Global temperatures have been increasing over the past few decades, though the warming is asymmetric with some geographic regions warming over time even as others slightly cool. For example, scientists have observed a “wavy pattern” of temperature trends over the mid-latitudes of the Northern Hemisphere known as the warm Arctic cold Eurasia pattern (WACE). Reasons for this asymmetry have been a major topic of study. A recent study, published in the Journal of Climate, suggests that asymmetric temperature trends like WACE are driven partially by internal climate variability originating from the tropics. The study’s authors refer to this tropically-driven global teleconnection, or climate outcomes linked over long distances, as the Interdecadal Pacific Oscillation-related Bipolar Teleconnection (IPO-BT).
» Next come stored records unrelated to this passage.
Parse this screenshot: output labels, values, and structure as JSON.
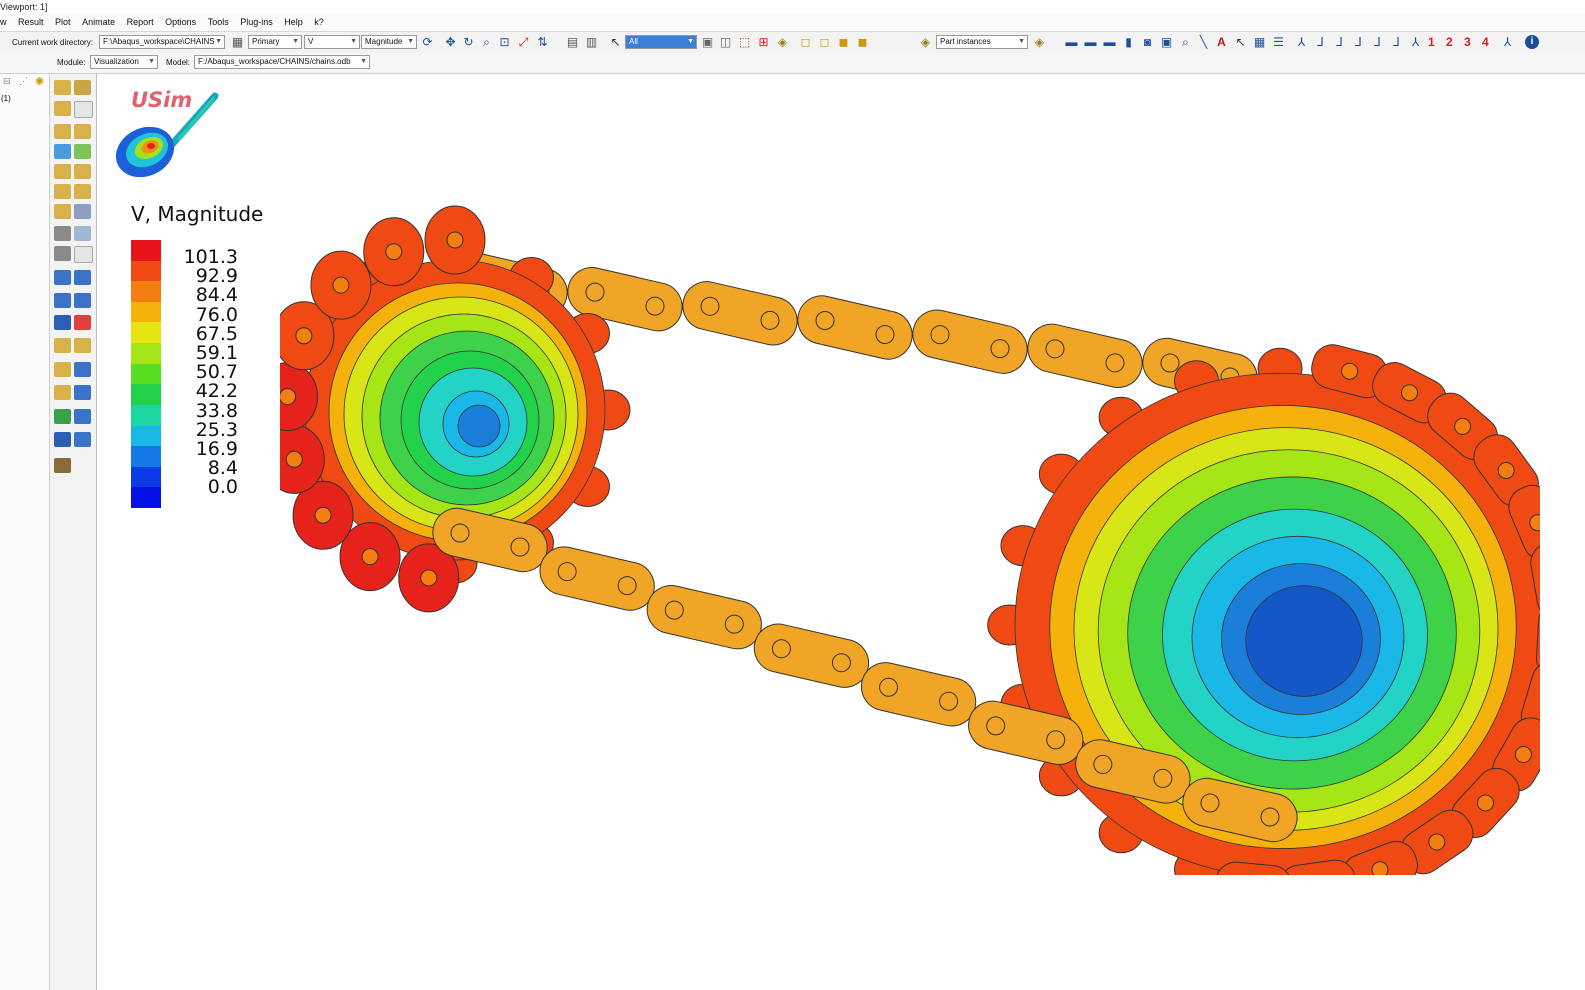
{
  "titlebar": {
    "text": "Viewport: 1]"
  },
  "menu": [
    "w",
    "Result",
    "Plot",
    "Animate",
    "Report",
    "Options",
    "Tools",
    "Plug-ins",
    "Help",
    "k?"
  ],
  "toolbar": {
    "workdir_label": "Current work directory:",
    "workdir_value": "F:\\Abaqus_workspace\\CHAINS",
    "step_label": "Primary",
    "variable": "V",
    "invariant": "Magnitude",
    "selection": "All",
    "display_group": "Part instances",
    "view_numbers": [
      "1",
      "2",
      "3",
      "4"
    ]
  },
  "module_bar": {
    "module_label": "Module:",
    "module_value": "Visualization",
    "model_label": "Model:",
    "model_value": "F:/Abaqus_workspace/CHAINS/chains.odb"
  },
  "tree": {
    "item": "(1)"
  },
  "viewport": {
    "logo_text": "USim",
    "legend": {
      "title": "V, Magnitude",
      "values": [
        "101.3",
        "92.9",
        "84.4",
        "76.0",
        "67.5",
        "59.1",
        "50.7",
        "42.2",
        "33.8",
        "25.3",
        "16.9",
        "8.4",
        "0.0"
      ],
      "colors": [
        "#e8141a",
        "#f04a14",
        "#f47f10",
        "#f5b20d",
        "#e6e413",
        "#a6e516",
        "#58dd22",
        "#23d24b",
        "#20d6a0",
        "#19b8e6",
        "#1477e6",
        "#0b3be6",
        "#0410e6"
      ]
    },
    "model_colors": {
      "link": "#f0a526",
      "link_dark": "#c7841a",
      "hot": "#ef4a14",
      "red": "#e6231a",
      "hub_green": "#3dd24a",
      "hub_yellow": "#d8e516",
      "hub_cyan": "#22d3c6",
      "hub_blue": "#1a7fd9"
    }
  }
}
This study, funded by CPO project awards from both the Climate Variability and Predictability (CVP) program and the Modeling, Analysis, Predictions and Projections (MAPP) program, provides new evidence that a cooling signal over Eurasia may be associated with low-frequency tropical sea surface temperature variability. Due to a lack of records, scientists have not had the necessary data to study tropical sea surface temperatures on longer-term timescales. However, two recently-developed paleo-reanalysis datasets reconstruct past atmospheric circulation patterns from up to 2,000 years ago. Using these paleo datasets, along with multiple contemporary climate models, allows researchers to see if the IPO-BT pattern observed in recent decades is a recurring pattern over hundreds of years. The study results show that the IPO-BT has a consistent and prominent role in shaping global temperature variability over the past 400-2,000 years.